Machiavellianism, Psychology, Persuasion
Understanding the processes of communication during mixed-motive bargaining in coalition depends to a great extent upon comprehension of the variables which affect it. Certainly one of the most important variables of such communication is the influence of personality effect upon the bargaining outcomes. One personality variable, Machiavellianism, is strongly related to manipulative behavior. This thesis examines both the effects of Machiavellianism on bargaining success in face-to-face triads, and explores the limits of those effects relative to task orientation and personality type disclosure. It was found that Machiavellians are more able bargainers only so long as the nature and identity of their personality type is not revealed to their opponents. Machiavellian bargaining tactics, power strategies, styles of communication, and a variety of factors related to bargaining success are analyzed and a theory of ordering these results in terms of conflict resolution is discussed.
Taylor, K. Phillip
Master of Arts (M.A.)
College of Social Sciences
vi, 105 pages
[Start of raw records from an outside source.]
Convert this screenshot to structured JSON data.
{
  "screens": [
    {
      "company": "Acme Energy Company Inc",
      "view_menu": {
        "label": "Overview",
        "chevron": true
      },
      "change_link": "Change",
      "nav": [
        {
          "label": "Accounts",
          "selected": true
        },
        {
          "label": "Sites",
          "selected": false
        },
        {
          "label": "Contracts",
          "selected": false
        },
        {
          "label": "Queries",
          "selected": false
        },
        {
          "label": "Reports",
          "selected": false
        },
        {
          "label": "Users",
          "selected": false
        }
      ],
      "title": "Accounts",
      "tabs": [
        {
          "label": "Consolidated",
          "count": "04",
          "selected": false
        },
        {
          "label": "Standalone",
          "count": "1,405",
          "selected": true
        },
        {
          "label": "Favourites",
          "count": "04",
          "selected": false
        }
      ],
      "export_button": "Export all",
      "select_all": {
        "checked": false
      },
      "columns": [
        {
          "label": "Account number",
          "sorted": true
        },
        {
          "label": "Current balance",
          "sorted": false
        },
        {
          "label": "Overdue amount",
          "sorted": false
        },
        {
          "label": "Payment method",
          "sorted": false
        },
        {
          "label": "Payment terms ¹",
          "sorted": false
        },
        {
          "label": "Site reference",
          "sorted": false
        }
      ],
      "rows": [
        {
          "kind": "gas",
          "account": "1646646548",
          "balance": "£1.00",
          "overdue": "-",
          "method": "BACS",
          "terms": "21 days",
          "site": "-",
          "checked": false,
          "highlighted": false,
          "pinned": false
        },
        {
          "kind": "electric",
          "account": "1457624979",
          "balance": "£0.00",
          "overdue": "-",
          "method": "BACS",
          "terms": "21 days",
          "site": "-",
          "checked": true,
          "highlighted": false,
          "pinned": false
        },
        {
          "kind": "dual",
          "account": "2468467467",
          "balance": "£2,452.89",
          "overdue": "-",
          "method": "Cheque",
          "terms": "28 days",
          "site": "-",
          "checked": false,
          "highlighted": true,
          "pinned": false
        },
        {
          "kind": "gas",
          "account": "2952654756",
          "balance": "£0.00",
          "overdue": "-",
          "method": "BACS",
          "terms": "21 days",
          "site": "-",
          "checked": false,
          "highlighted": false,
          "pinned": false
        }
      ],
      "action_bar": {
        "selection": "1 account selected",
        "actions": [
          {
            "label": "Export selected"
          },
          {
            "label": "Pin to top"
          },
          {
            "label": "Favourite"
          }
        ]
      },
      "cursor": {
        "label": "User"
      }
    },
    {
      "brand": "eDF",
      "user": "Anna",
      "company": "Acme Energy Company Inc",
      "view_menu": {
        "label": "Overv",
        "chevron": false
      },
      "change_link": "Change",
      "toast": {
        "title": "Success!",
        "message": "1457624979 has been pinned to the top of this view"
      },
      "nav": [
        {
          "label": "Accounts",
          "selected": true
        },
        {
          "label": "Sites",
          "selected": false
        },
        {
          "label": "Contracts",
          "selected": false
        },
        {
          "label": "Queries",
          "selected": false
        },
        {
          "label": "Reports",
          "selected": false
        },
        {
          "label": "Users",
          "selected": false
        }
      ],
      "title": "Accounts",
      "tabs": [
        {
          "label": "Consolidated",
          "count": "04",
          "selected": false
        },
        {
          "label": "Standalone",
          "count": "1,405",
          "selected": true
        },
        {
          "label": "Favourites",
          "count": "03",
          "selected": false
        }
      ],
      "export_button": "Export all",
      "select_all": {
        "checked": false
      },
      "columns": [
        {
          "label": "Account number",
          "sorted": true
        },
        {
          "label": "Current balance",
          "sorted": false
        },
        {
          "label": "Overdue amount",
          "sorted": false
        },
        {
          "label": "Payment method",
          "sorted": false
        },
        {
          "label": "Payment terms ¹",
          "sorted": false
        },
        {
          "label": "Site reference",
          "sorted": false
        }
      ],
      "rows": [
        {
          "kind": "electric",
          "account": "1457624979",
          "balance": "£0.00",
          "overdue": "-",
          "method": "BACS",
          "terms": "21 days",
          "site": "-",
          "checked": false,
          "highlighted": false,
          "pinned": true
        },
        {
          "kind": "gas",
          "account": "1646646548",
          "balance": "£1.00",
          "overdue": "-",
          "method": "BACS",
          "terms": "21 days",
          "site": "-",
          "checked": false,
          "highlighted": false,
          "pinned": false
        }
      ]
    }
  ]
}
Written permission granted by copyright holder to the University of Central Florida Libraries to digitize and distribute for nonprofit, educational purposes.
Length of Campus-only Access
Masters Thesis (Open Access)
Machiavellianism (Psychology), Persuasion (Psychology)
Leith, Harry M., "The Limits of the Effects of Machiavellianism on Bargaining Success in Triads" (1978). Retrospective Theses and Dissertations. 295.